======== DATA ========

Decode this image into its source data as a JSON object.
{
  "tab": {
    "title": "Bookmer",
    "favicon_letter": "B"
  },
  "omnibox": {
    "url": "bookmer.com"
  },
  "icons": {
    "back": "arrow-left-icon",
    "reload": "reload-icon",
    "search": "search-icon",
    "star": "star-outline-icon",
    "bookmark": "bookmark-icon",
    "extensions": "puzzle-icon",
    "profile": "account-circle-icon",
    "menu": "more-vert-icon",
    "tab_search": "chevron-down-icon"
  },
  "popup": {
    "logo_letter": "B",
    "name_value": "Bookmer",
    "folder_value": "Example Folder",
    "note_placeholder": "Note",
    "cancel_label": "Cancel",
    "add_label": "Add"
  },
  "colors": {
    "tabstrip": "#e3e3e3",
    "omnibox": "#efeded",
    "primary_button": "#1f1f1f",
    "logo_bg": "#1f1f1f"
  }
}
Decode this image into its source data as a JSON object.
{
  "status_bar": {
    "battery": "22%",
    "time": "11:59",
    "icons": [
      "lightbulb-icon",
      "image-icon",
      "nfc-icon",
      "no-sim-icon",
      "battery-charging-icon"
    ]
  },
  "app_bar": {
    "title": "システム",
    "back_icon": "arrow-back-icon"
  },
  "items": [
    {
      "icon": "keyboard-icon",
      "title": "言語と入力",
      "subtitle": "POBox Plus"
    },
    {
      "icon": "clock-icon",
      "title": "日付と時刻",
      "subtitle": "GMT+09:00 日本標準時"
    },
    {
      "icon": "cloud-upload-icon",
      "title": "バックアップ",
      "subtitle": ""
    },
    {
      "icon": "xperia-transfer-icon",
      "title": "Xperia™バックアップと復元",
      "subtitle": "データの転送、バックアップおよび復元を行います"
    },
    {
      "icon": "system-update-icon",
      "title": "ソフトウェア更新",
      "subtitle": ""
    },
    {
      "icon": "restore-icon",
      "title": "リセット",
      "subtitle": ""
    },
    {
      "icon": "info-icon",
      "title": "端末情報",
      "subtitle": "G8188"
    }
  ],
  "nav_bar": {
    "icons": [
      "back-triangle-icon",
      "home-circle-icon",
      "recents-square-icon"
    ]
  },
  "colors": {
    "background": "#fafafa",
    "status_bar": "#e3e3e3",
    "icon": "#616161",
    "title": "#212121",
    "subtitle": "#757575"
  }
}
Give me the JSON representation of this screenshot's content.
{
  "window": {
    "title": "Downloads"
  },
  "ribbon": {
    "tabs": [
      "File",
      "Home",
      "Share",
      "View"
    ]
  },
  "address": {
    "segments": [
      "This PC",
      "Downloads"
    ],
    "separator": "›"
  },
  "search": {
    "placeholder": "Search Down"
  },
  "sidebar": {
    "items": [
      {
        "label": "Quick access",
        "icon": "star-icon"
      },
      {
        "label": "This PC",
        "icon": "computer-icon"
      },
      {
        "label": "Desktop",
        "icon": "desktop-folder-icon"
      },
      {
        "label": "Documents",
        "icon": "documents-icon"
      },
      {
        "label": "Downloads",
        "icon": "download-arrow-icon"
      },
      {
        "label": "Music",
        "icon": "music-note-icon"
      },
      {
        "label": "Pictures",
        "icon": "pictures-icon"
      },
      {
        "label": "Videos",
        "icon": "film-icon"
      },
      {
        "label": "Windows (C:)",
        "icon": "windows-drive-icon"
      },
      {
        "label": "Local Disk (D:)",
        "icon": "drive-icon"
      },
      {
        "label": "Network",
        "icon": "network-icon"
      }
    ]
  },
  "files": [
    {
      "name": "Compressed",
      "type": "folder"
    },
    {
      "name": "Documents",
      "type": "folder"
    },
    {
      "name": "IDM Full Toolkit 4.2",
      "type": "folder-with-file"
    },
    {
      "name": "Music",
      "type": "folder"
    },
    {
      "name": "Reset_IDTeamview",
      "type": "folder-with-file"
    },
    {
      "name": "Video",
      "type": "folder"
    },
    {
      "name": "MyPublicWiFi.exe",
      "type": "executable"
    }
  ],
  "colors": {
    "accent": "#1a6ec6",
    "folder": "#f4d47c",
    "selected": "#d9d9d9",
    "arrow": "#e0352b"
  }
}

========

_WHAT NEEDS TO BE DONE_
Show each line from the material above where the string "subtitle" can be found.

_REPLY_
      "subtitle": "POBox Plus"
      "subtitle": "GMT+09:00 日本標準時"
      "subtitle": ""
      "subtitle": "データの転送、バックアップおよび復元を行います"
      "subtitle": ""
      "subtitle": ""
      "subtitle": "G8188"
    "subtitle": "#757575"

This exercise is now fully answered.